In the resurrection we can be raised to justice
Pastor David Armstrong-Reiner
June 28, 2020
I know that this may sound like an obvious question, but have you ever asked, “What does the crucifixion and the resurrection of Jesus mean?” We proclaim and believe that we find forgiveness of our sin in this death and life of Jesus. But how does that death forgive our sin? Why was it necessary?
Some churches will tell you that God needed some sacrifice for sin to put us right before God, and Jesus was that ultimate and final sacrifice. But what type of God would do that? Perhaps that made sense in a temple and sacrificial culture of 2,000 years ago. But we are long past such a time. Holding on to such a picture of God, holding on to such an explanation, ultimately holds on to a vision of a vengeful, spiteful God.
And I do not want to follow such a God. Nor do I believe that is the God proclaimed in Scripture and proclaimed in the church.
Indeed, if we look at Scripture, we have several ways of interpreting the crucifixion and resurrection. My favorite is found in Romans 6:
“Do you not know that all of us who have been baptized into Christ Jesus were baptized into his death? Therefore we have been buried with him by baptism into death, so that, just as Christ was raised from the dead by the glory of the Father, so we too might walk in newness of life.” (Romans 6:3-4)
Here Paul invites us to identify with Jesus in the crucifixion, to see our old life put to death. By identifying with Jesus in the crucifixion, we then also identify with Jesus in his resurrection, rising again in new life. We do not have to live by old patterns or habits any longer. We are renewed in the power of the cross and the empty tomb.
Paul takes that identification one step further by connecting the death and resurrection of Jesus with our baptism. Baptism is a visual reminder of this reality, and one we participate in daily. In our baptism, we can picture our old self drowned in those waters even as they die with Jesus. So when we are raised from that water, we are raised to a new life, a life lived in love, hope, justice and peace.
We need this reminder most especially today as we witness the killings of Ahmaud Arbery, Breonna Taylor, George Floyd, and Rayshard Brooks. We need this reminder most especially as last week we remember the Emmanuel 9, the nine members of Emanuel African Methodist Episcopal Church in Charleston killed five years ago on this date.
These deaths stand as visual reminders that racism is alive and well in our country. We have much to repent for. The old ways are not working. They never did.

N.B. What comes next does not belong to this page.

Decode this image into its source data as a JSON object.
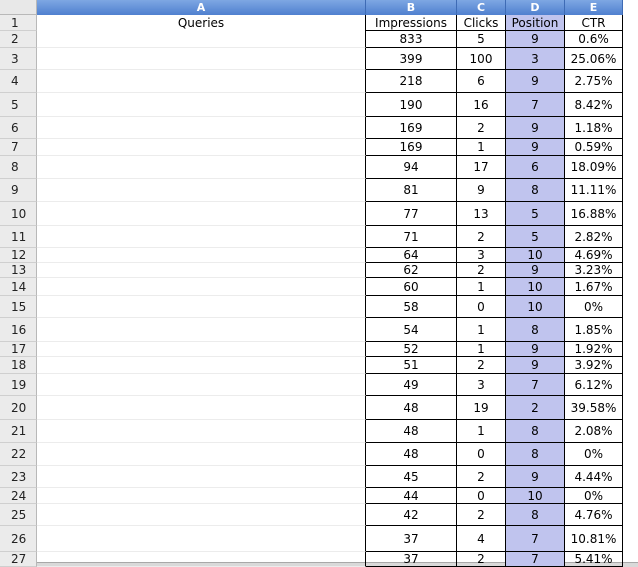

But in our baptism, in the crucifixion of Jesus, we can die to these old ways. We can put our systemic racism to death and be raised to new life. In the resurrection, we can be raised to justice. We can be raised to peace. We can be raised to love.
In the power of baptism, let us so be raised to such a new life. May we know that we are not bound by our past. May we in our baptism die daily to sin and rise again to life.
The Rev. David Armstrong-Reiner is pastor at Epiphany Lutheran Church, 2375 Ga. Highway 20 in Conyers. Contact him at email@example.com.